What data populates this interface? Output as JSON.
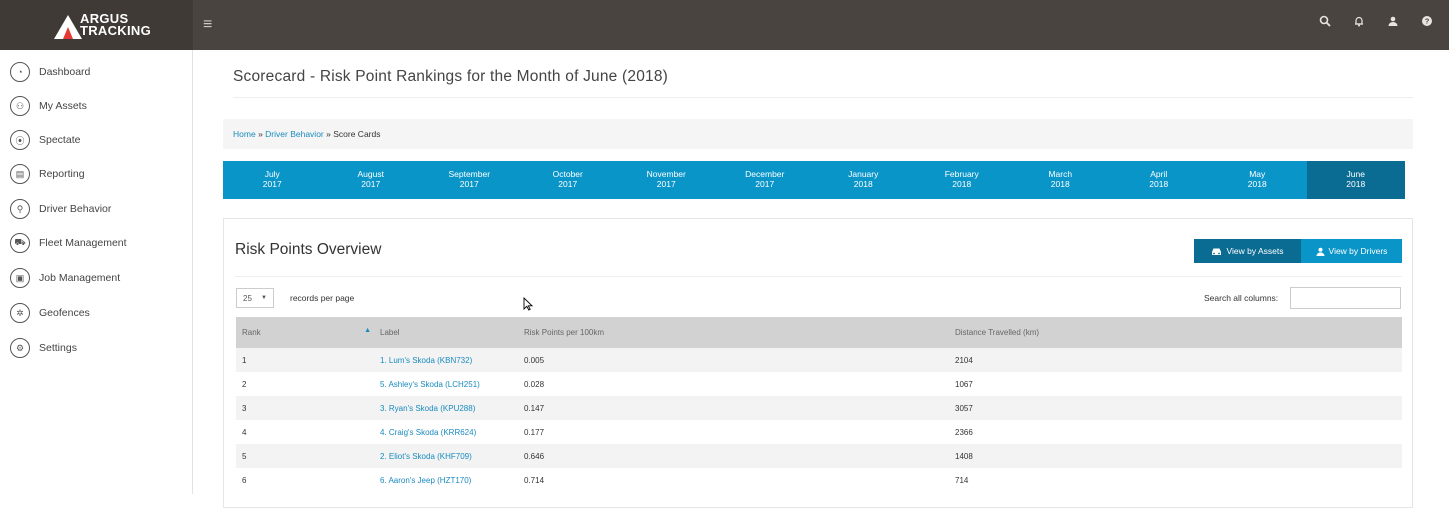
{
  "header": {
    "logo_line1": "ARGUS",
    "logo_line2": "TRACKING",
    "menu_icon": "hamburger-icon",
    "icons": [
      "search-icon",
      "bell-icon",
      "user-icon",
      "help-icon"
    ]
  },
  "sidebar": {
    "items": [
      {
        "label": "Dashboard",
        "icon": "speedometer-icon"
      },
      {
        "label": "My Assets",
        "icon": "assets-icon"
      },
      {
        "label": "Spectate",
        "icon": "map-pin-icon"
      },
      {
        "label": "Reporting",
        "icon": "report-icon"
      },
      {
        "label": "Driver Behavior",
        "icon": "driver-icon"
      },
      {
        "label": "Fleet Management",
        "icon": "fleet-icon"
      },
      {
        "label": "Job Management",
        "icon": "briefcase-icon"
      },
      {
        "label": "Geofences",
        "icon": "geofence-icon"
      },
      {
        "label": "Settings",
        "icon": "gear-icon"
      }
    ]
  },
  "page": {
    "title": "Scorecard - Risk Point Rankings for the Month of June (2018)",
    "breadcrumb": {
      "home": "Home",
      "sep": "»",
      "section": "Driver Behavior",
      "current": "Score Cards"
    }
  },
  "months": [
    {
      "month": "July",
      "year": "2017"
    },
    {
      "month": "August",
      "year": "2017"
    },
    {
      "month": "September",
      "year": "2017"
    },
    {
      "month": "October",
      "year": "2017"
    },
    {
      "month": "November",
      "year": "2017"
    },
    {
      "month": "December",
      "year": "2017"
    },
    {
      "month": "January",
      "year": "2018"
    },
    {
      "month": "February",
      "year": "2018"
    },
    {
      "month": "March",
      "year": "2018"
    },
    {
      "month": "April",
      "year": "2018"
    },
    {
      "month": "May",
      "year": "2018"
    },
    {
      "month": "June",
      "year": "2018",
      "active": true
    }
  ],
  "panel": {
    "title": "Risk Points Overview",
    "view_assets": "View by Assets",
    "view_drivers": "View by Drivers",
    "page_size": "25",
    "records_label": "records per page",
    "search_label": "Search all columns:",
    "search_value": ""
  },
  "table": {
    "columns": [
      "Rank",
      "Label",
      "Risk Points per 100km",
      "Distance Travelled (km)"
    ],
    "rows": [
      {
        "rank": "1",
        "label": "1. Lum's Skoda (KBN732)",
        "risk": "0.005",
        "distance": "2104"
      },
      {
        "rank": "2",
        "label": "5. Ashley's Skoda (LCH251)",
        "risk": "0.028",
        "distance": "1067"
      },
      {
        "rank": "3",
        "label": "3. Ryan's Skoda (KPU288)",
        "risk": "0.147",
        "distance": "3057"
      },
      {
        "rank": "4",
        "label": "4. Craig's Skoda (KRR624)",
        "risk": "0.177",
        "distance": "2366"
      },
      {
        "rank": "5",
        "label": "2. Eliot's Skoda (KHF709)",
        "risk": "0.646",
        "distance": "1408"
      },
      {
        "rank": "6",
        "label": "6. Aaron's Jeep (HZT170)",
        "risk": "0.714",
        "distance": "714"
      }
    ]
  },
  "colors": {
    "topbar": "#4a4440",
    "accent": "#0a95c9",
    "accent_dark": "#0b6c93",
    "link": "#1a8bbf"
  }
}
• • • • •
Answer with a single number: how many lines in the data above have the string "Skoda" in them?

5